Book Description

Although companies have invested heavily in technology and other resources to provide better customer service, many businesses are finding that being able to create satisfied and loyal customers is more difficult today. Hurdles include a daunting rise in customer expectations; challenges posed by the Internet, social media and online word of mouth; and poor execution of upgraded corporate complaint-handling policies. Since the 1970s, the authors have conducted six customer satisfaction surveys patterned after a baseline survey by the U.S. Office of Consumer Affairs. Their latest survey found that: • The explosion of online social networking and other communication tools has raised the stakes in the area of customer satisfaction. • The intensity of negative reactions seems to be increasing. • In addressing complaints, companies are failing in their efforts to create one-stop services with technology and people dedicated to resolving customer problems. So, what can companies do to improve the level of customer satisfaction? The authors identify five areas of focus. 1. Encourage unhappy customers to complain, but be prepared to resolve the complaints. Today’ unhappy customers expect businesses to handle customer service flawlessly (even if it is outsourced to a third party). 2. Understand what results your investments in customer service will produce. Since the 1970s, companies have invested billions of dollars in upgraded corporate complaint-handling practices. Only 20% of recent complainants were “completely satisfied” with the results of their complaint (compared to 23% in 1976). 3. Recognize that technology has limits — and that some customers want to interact directly with a person. Only 6% of today’s complainants consider the Internet their primary channel for complaining. The authors say that online communication channels might be utilized more effectively to steer customers to live complaint handlers rather than pursuing totally automated solutions. 4. Be aware that customers may be even more influenced by positive online word of mouth than by negative word of mouth.
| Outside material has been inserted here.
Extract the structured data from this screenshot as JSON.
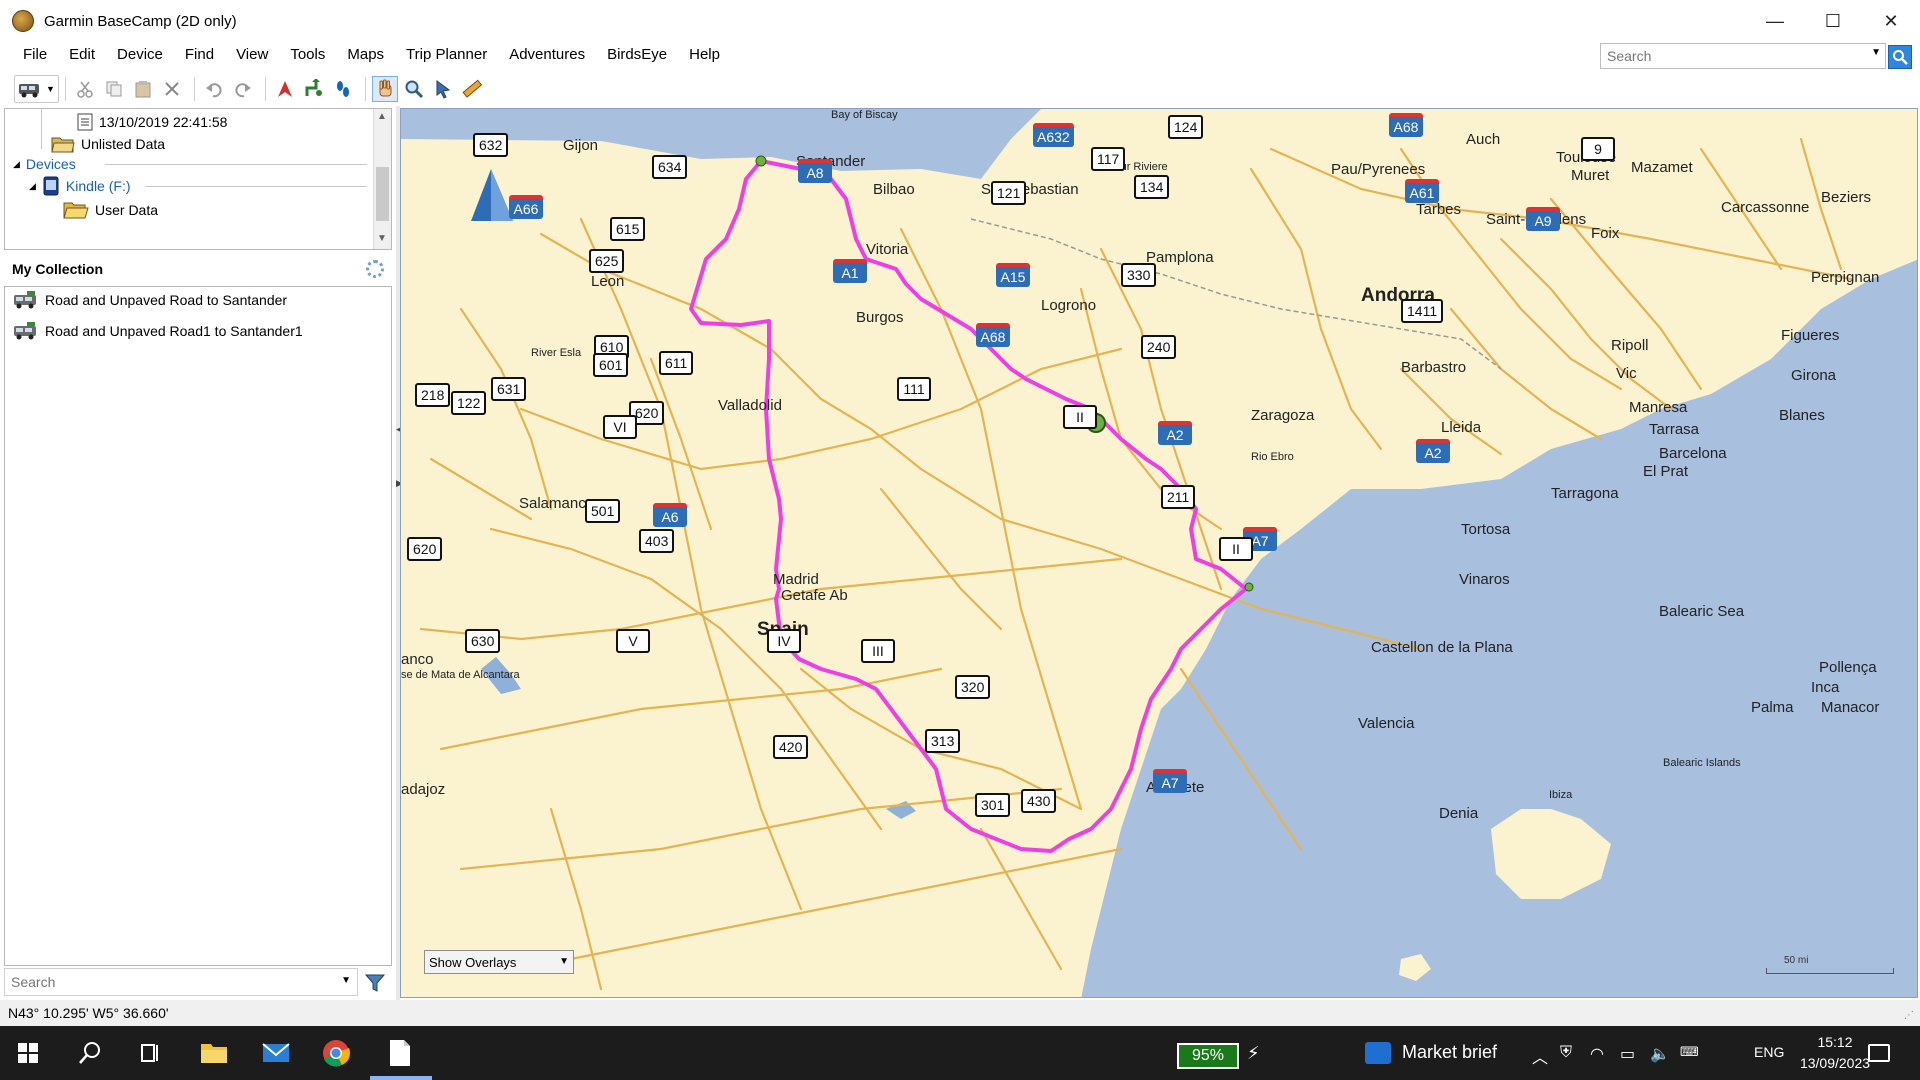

By a margin of 46% to 19%, prospective buyers cited positive posts more often than negative comments as being most influential on their future purchases. 5. For most customers, customer dissatisfaction is about more than money. Only 26% of survey respondents wanted financial compensation for their lost time, inconvenience or injury. Many more people seek nonmonetary remedies, such as an explanation or apology.